Brazilian president faces impeachment
Brazilian president Dilma Rousseff continues to battle to keep her position this week after the Brazilian Chamber of Deputies voted on Sunday to proceed with the impeachment. Rousseff is facing impeachment after accusations of “illegal accounting tricks that allowed her administration to maintain government spending to shore up flagging support,” which many believe has contributed to the nation’s overall deficit.
However, Rousseff and many others see the vote as a threat to democracy. Rousseff has previously accused the impeachment proceedings of being an attempt by elite members of government to take power from the Workers’ Party, the party Rousseff represents. If Rousseff is impeached in May, vice president Michel Temer will take office. It is estimated that if Temer ran, he would only earn about 2 percent of the vote, and Rousseff herself called him a traitor.
30th anniversary of Chernobyl
Hundreds gathered in Pripyat, Ukraine on Tuesday to commemorate the 30th anniversary of the Chernobyl nuclear disaster. Ukrainian president Petro Poroshenko led the ceremony. The disaster, which lead to an estimated 9000 deaths, highlighted serious safety standard problems and secrecy in the Soviet Union.
Although Tuesday marked the 30th anniversary, much is still being done to fix the damage; nearly $2.25 billion has so far been spent by the international community on building a long-term shelter over the exploded reactor.

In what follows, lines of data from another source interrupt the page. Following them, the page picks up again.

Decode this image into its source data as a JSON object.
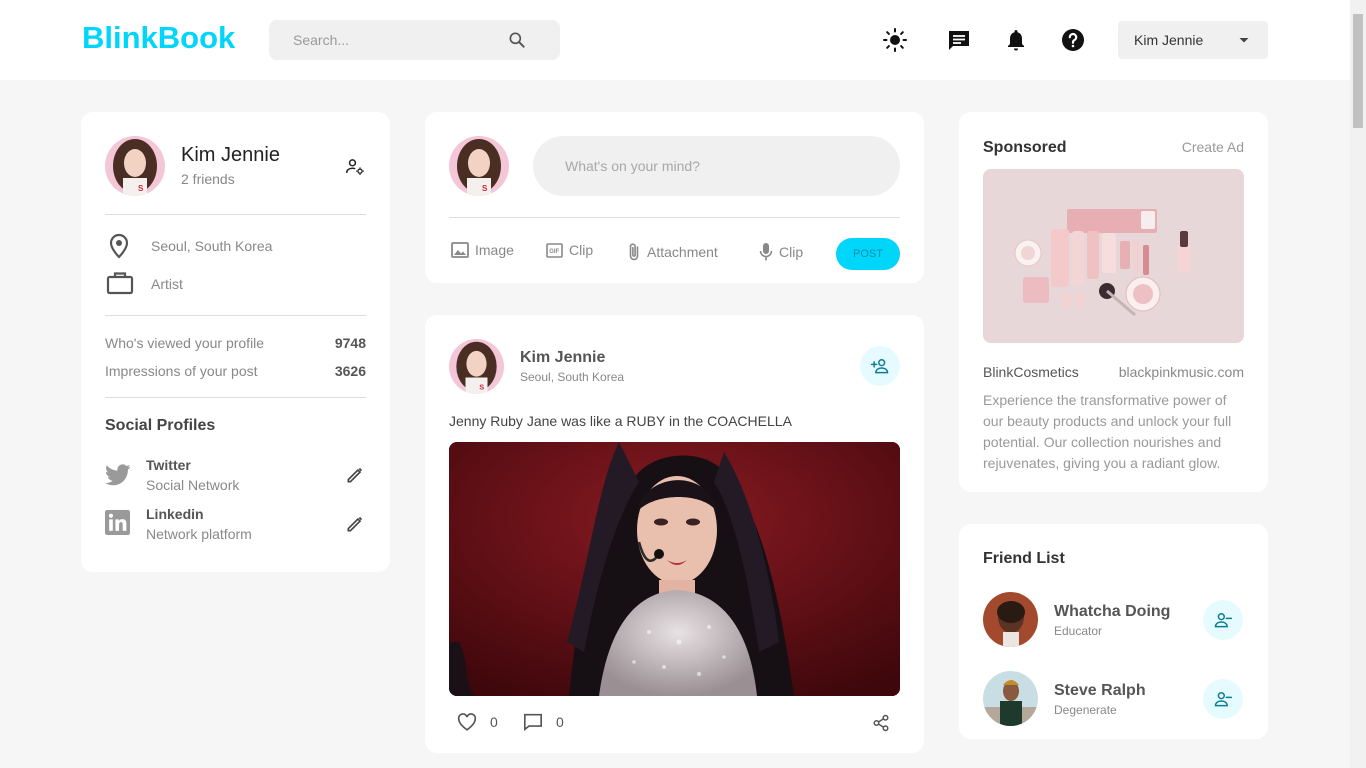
{
  "navbar": {
    "logo": "BlinkBook",
    "search_placeholder": "Search...",
    "user_name": "Kim Jennie",
    "icons": [
      "search-icon",
      "light-mode-icon",
      "messages-icon",
      "notifications-icon",
      "help-icon",
      "chevron-down-icon"
    ]
  },
  "profile": {
    "name": "Kim Jennie",
    "friends": "2 friends",
    "location": "Seoul, South Korea",
    "occupation": "Artist",
    "stats": [
      {
        "label": "Who's viewed your profile",
        "value": "9748"
      },
      {
        "label": "Impressions of your post",
        "value": "3626"
      }
    ],
    "social_title": "Social Profiles",
    "social": [
      {
        "name": "Twitter",
        "type": "Social Network"
      },
      {
        "name": "Linkedin",
        "type": "Network platform"
      }
    ]
  },
  "composer": {
    "placeholder": "What's on your mind?",
    "actions": [
      {
        "label": "Image",
        "icon": "image-icon"
      },
      {
        "label": "Clip",
        "icon": "gif-icon"
      },
      {
        "label": "Attachment",
        "icon": "attachment-icon"
      },
      {
        "label": "Clip",
        "icon": "microphone-icon"
      }
    ],
    "post_label": "POST"
  },
  "post": {
    "author": "Kim Jennie",
    "location": "Seoul, South Korea",
    "text": "Jenny Ruby Jane was like a RUBY in the COACHELLA",
    "likes": "0",
    "comments": "0"
  },
  "sponsored": {
    "title": "Sponsored",
    "create_ad": "Create Ad",
    "brand": "BlinkCosmetics",
    "site": "blackpinkmusic.com",
    "description": "Experience the transformative power of our beauty products and unlock your full potential. Our collection nourishes and rejuvenates, giving you a radiant glow."
  },
  "friend_list": {
    "title": "Friend List",
    "friends": [
      {
        "name": "Whatcha Doing",
        "role": "Educator"
      },
      {
        "name": "Steve Ralph",
        "role": "Degenerate"
      }
    ]
  },
  "colors": {
    "accent": "#00d5fa",
    "page_bg": "#f6f6f6",
    "card_bg": "#ffffff"
  }
}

In regards to the anniversary of the event, Russian president Vladimir Putin called it “a grave lesson for all mankind.”
South Sudan opposition leader returns
South Sudan’s opposition leader was sworn in as vice president this week. Since the civil war began nearly two years ago, opposition leader Riek Machar had been living in exile in the southern part of the country and Ethiopia.
Machar’s appointment as vice president comes as part of a peace deal between the government and the opposition. A two-year transitional government will be put in place, made up of officials from both sides of the conflict until elections are held.
Although the peace deal appears to be taking affect, many are not hopeful, the city of Juba is not yet demilitarized, “so maybe the government is not serious about peace. That could lead us back to war,” Lt. Gen. Simon Gatwech told the New York Times.
Gay rights activist killed in Bangladesh
On Tuesday, the Bangladeshi branch of Al-Qaeda claimed responsibility for the brutal murder of a gay rights activist, Julhas Mannan, and his friend Tanay Mojumdar.
Mannan was an activist and editor of Bangladesh’s first gay rights magazine; he also worked with the U.S. Agency for International Development.
As of Tuesday, no arrests have been made. In recent years, similar killings have taken place across Bangladesh’s cities, largely in response to what Islamic extremists believe to be anti-Islamic messages.